> [Extracted information]

*** Begin section ***

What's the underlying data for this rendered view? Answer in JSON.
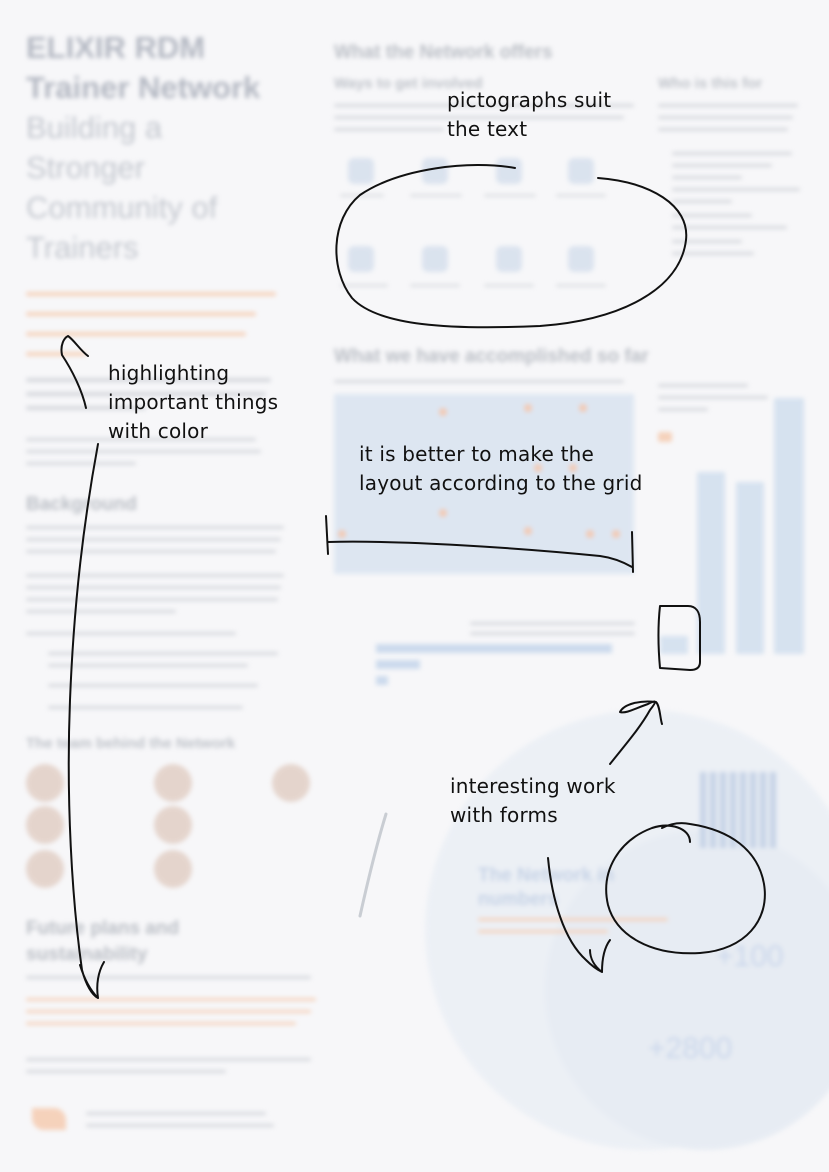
{
  "poster": {
    "title": [
      "ELIXIR RDM",
      "Trainer Network"
    ],
    "subtitle": [
      "Building a",
      "Stronger",
      "Community of",
      "Trainers"
    ],
    "sections": {
      "offers": "What the Network offers",
      "ways": "Ways to get involved",
      "who": "Who is this for",
      "accomplished": "What we have accomplished so far",
      "background": "Background",
      "team": "The team behind the Network",
      "future": [
        "Future plans and",
        "sustainability"
      ],
      "numbers": [
        "The Network in",
        "numbers"
      ]
    },
    "stats": [
      "+100",
      "+2800"
    ]
  },
  "annotations": {
    "pictographs": [
      "pictographs suit",
      "the text"
    ],
    "highlighting": [
      "highlighting",
      "important things",
      "with color"
    ],
    "grid": [
      "it is better to make the",
      "layout according to the grid"
    ],
    "forms": [
      "interesting work",
      "with forms"
    ]
  },
  "colors": {
    "accent": "#f2a06a",
    "blue": "#bcd1e8",
    "ink": "#111111"
  }
}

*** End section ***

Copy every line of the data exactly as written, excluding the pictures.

> [Written solution]
What's the underlying data for this rendered view? Answer in JSON.
{
  "poster": {
    "title": [
      "ELIXIR RDM",
      "Trainer Network"
    ],
    "subtitle": [
      "Building a",
      "Stronger",
      "Community of",
      "Trainers"
    ],
    "sections": {
      "offers": "What the Network offers",
      "ways": "Ways to get involved",
      "who": "Who is this for",
      "accomplished": "What we have accomplished so far",
      "background": "Background",
      "team": "The team behind the Network",
      "future": [
        "Future plans and",
        "sustainability"
      ],
      "numbers": [
        "The Network in",
        "numbers"
      ]
    },
    "stats": [
      "+100",
      "+2800"
    ]
  },
  "annotations": {
    "pictographs": [
      "pictographs suit",
      "the text"
    ],
    "highlighting": [
      "highlighting",
      "important things",
      "with color"
    ],
    "grid": [
      "it is better to make the",
      "layout according to the grid"
    ],
    "forms": [
      "interesting work",
      "with forms"
    ]
  },
  "colors": {
    "accent": "#f2a06a",
    "blue": "#bcd1e8",
    "ink": "#111111"
  }
}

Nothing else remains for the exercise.